Hmm. I’d like to believe that these three men were the minority–that writers today, in that room, were with me, and we were beaming. Eighty percent (80%) of the conference was attended by women. We had speakers that talked about other cultures, other faiths, those that pushed the progressive envelopes. I want to believe these three men were an isolated voice on its way out.
Perhaps they weren’t even representative of Calvin. I’d like to believe that.
However, these were three older, conservative men. The Board of Trustees of Calvin College is 75% male, Calvin College staff is 68% male, most faculty are Christian Reformed Church (and they have the right to discriminate in hiring on basis of religion, though in other parts of their website they claim they don’t discriminate on basis of religion.) –and these three are readers, possibly writers (one of them definitely), one of them a professor. They were well-informed, intellectually engaging and engaged. Do they speak for Calvin?
No, they were speaking to each other. Was it any of my business what they said to each other? Well, someone is always listening, aren’t they? And as we know from the Festival, some of these people will write about you.
My Reaction to Marilynne

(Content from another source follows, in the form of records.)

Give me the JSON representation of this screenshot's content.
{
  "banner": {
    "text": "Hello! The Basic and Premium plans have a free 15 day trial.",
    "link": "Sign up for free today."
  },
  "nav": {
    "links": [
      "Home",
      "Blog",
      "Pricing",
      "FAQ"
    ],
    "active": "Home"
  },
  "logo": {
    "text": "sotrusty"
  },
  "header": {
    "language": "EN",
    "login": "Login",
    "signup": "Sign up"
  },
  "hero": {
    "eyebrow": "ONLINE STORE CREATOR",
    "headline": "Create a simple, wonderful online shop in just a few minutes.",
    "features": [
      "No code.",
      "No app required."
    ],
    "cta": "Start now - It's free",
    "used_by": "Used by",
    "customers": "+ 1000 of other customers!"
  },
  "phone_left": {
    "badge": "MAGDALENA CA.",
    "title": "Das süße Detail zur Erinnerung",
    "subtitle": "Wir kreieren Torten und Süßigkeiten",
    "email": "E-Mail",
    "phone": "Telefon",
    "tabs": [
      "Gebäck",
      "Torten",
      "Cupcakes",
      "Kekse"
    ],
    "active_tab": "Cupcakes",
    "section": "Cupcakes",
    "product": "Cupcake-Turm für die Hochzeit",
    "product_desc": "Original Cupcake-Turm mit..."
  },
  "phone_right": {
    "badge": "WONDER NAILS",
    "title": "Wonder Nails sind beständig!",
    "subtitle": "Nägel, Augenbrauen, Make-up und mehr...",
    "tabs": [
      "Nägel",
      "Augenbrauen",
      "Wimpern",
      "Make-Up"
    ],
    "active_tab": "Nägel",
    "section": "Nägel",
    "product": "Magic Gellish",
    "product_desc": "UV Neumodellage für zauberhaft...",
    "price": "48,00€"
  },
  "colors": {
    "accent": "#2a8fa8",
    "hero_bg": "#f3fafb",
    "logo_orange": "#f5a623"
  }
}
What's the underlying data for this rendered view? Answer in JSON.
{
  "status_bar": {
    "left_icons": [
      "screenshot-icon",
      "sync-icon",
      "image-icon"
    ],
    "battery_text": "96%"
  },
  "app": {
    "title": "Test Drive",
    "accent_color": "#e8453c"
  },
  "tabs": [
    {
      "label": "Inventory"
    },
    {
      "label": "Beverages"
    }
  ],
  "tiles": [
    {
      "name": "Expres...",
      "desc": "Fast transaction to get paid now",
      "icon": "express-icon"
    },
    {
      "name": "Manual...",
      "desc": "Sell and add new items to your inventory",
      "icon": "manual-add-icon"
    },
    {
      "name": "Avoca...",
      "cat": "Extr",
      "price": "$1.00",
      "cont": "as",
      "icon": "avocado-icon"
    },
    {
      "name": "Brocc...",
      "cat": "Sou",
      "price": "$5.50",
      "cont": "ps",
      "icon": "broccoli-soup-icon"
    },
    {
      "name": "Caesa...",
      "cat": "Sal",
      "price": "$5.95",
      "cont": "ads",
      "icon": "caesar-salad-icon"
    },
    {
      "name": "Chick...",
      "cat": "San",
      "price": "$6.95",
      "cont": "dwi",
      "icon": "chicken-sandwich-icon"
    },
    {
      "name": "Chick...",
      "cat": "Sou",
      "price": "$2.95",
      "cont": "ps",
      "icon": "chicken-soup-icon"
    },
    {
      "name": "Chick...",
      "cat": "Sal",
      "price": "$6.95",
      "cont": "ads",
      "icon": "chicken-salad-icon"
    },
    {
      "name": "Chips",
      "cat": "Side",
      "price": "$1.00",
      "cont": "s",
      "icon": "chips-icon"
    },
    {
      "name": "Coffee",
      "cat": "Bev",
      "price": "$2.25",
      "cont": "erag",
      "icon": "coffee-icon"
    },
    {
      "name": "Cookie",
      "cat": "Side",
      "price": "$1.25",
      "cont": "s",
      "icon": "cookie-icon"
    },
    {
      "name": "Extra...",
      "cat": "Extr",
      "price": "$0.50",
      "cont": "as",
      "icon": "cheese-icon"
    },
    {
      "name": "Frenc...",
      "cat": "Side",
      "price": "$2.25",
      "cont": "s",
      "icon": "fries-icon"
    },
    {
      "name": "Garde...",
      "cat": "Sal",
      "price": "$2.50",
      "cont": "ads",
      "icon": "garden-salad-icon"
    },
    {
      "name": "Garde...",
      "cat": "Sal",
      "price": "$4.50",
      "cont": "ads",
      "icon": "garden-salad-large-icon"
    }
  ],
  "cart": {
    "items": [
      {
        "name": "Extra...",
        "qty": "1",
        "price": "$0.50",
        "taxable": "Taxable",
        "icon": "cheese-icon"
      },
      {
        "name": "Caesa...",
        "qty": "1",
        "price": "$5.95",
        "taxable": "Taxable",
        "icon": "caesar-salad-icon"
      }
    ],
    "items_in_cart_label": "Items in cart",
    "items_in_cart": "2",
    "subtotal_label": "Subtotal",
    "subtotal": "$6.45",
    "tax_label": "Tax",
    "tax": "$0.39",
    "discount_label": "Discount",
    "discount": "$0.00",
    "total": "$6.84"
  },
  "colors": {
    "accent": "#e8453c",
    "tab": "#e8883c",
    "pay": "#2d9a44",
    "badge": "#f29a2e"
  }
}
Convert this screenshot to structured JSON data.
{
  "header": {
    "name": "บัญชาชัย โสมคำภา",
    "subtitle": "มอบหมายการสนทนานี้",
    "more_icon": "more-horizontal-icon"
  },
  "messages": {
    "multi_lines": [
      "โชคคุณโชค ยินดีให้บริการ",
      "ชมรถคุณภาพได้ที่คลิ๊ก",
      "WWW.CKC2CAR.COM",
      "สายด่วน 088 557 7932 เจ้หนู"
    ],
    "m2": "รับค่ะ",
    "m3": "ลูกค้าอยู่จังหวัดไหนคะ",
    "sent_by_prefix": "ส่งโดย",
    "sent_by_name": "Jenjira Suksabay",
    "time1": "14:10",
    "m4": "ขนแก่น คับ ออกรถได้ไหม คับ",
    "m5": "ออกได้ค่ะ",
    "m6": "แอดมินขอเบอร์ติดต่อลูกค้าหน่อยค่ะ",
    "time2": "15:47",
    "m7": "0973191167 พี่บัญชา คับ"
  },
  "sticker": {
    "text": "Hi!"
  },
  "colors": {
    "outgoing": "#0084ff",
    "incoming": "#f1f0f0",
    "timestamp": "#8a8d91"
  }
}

This was on Friday, the day I was struggling with how to say something about how Calvin treated gays. I had written the poem earlier but felt stymied from posting it, or starting a controversy or anything. I felt silenced. On Calvin College campus, the voice of a gay Christian man, a gay Christian writer, wasn’t going to be acceptable. I had felt the least empowered by the Festival on that day, and Marilynne Robinson showed me how to have courage–as PART of the Festival. And I credit the Festival for bringing her. She had an opportunity to speak–and she spoke out about the one thing that hampered Christians the most: their fear. Their fear kept them from enjoying the things God had given them, it promoted enmity with their immediate neighbors, and their international ones. And certainly it created enmity with their perceived cultural neighbors. Instead of being safe, she spoke her mind. The Festival encourages writers to speak out. To speak against injustice.
Calvin College wants to transform the world with its students, its teaching, its institution. Inherent in that mandate is the belief that they are the transformers. They will decide how society will transform. What they don’t like is for someone to come in and ask them to transform. Well, it’s about time, I say. Calvin College, and evangelical Christianity in general, needs to be transformed and renewed.
I am so proud that I was there to hear Marilynne Robinson speak. And I am proud that the Festival brought her, and wasn’t afraid to bring someone who might say something challenging. Indeed, it is the mantra of both Calvin and the Festival.
We should all be so bold, or in the words of one professor there– so “drunk”–that we finally say what needs to be said.